_Try it_.
Hunt through the lines below for the string "JSON" and copy each one that has it.

_Data for review_.
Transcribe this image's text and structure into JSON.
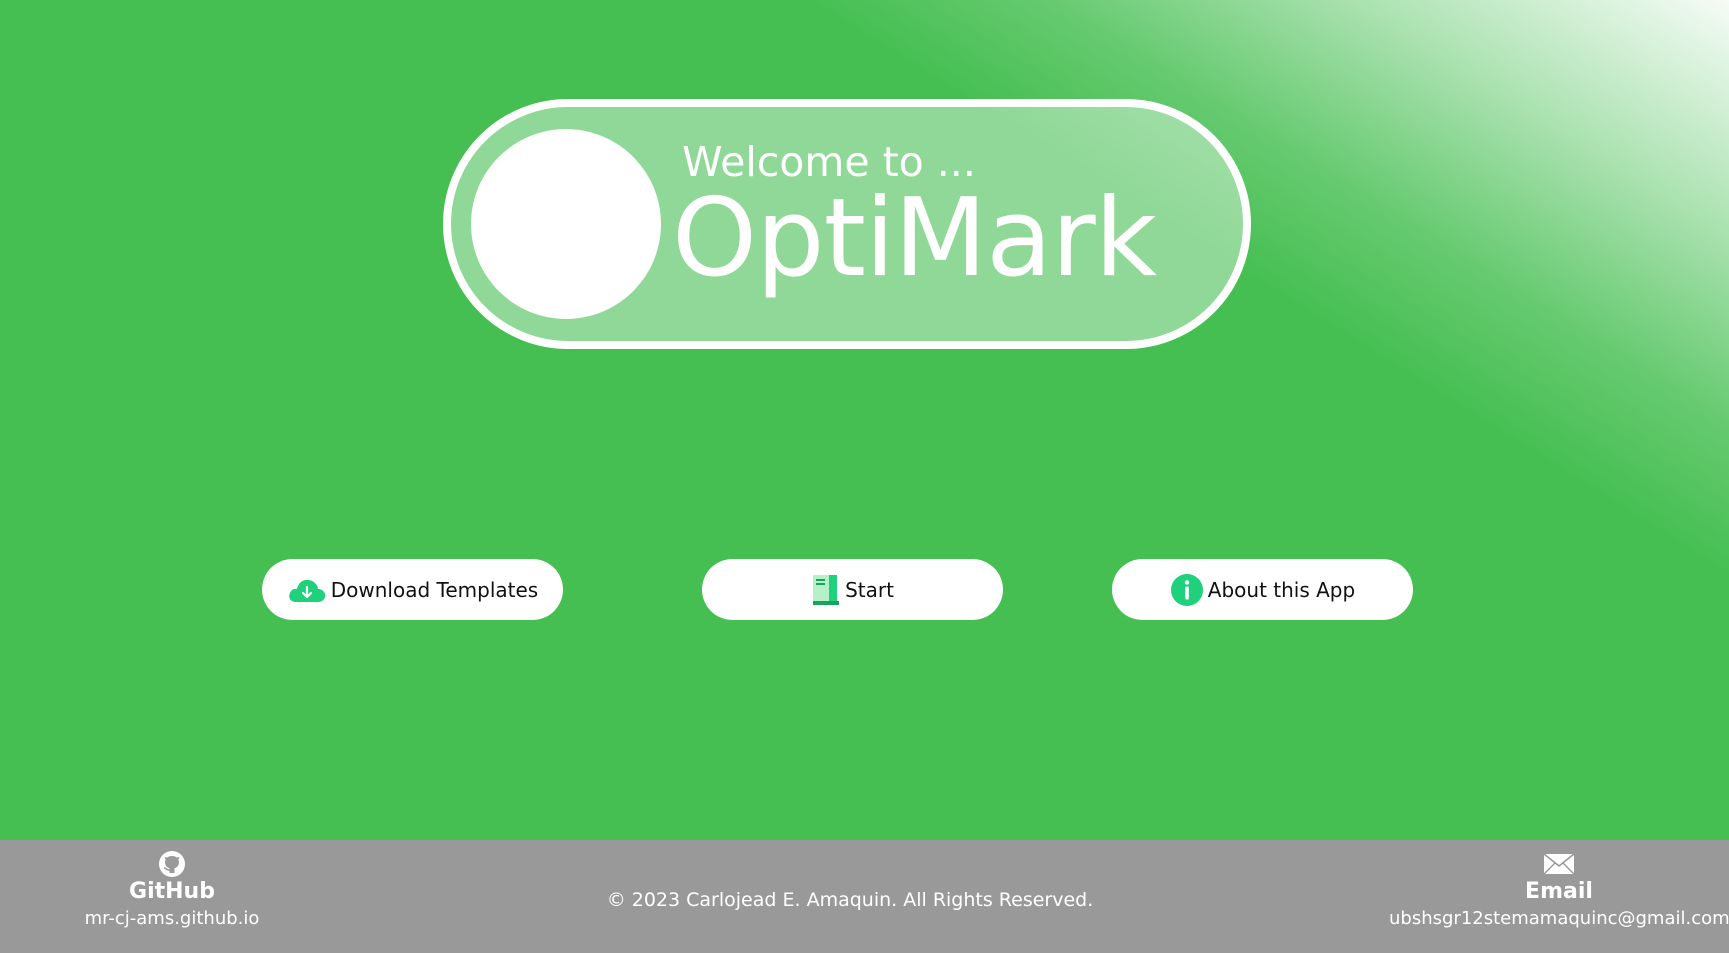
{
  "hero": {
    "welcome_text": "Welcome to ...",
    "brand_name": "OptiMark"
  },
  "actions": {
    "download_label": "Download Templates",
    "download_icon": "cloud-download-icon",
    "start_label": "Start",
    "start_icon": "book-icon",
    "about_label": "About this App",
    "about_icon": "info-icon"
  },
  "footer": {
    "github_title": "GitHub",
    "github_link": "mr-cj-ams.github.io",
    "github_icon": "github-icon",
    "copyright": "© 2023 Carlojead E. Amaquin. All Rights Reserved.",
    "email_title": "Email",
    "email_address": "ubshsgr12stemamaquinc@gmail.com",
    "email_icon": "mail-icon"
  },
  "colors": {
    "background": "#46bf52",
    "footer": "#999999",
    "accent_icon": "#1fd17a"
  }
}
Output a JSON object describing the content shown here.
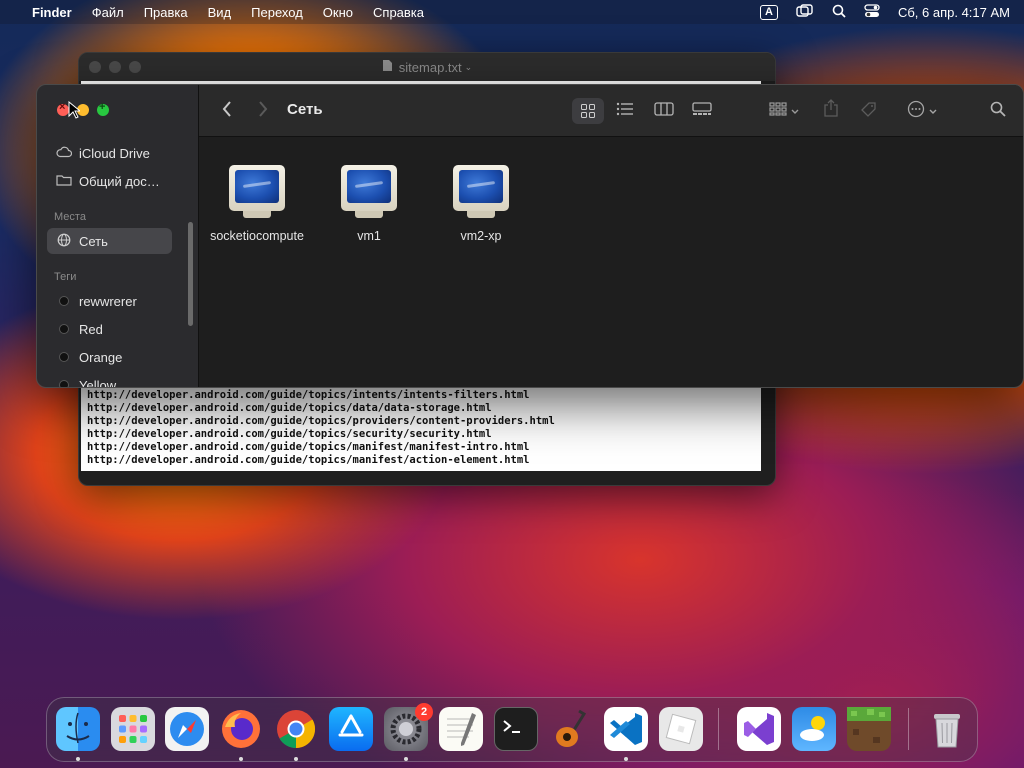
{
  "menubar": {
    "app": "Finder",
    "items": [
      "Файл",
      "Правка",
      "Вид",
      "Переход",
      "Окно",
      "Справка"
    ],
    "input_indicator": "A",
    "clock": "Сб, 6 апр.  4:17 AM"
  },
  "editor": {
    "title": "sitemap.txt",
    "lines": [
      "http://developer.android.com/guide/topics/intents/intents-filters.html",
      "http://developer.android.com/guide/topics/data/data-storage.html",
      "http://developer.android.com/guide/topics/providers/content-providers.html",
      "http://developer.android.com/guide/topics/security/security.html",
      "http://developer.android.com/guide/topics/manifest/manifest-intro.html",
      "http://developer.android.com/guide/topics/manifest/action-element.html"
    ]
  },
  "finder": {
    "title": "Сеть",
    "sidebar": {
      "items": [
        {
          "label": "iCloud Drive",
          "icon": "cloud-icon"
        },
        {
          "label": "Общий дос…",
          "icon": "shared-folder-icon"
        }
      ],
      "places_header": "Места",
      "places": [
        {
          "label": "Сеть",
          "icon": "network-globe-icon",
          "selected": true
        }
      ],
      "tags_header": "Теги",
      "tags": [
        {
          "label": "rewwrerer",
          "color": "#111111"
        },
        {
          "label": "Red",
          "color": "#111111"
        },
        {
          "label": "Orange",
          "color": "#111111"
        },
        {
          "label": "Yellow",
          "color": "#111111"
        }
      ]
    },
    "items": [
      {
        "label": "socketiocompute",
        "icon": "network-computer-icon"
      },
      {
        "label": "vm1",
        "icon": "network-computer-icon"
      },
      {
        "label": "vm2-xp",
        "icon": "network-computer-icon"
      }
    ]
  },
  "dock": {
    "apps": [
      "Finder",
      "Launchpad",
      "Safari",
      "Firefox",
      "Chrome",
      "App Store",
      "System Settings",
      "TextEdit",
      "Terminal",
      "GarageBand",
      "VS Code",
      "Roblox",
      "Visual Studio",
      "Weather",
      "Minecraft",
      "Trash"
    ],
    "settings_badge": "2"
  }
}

_Completed task_.
Transcribe this image's text and structure into JSON.
Output a JSON object describing the content shown here.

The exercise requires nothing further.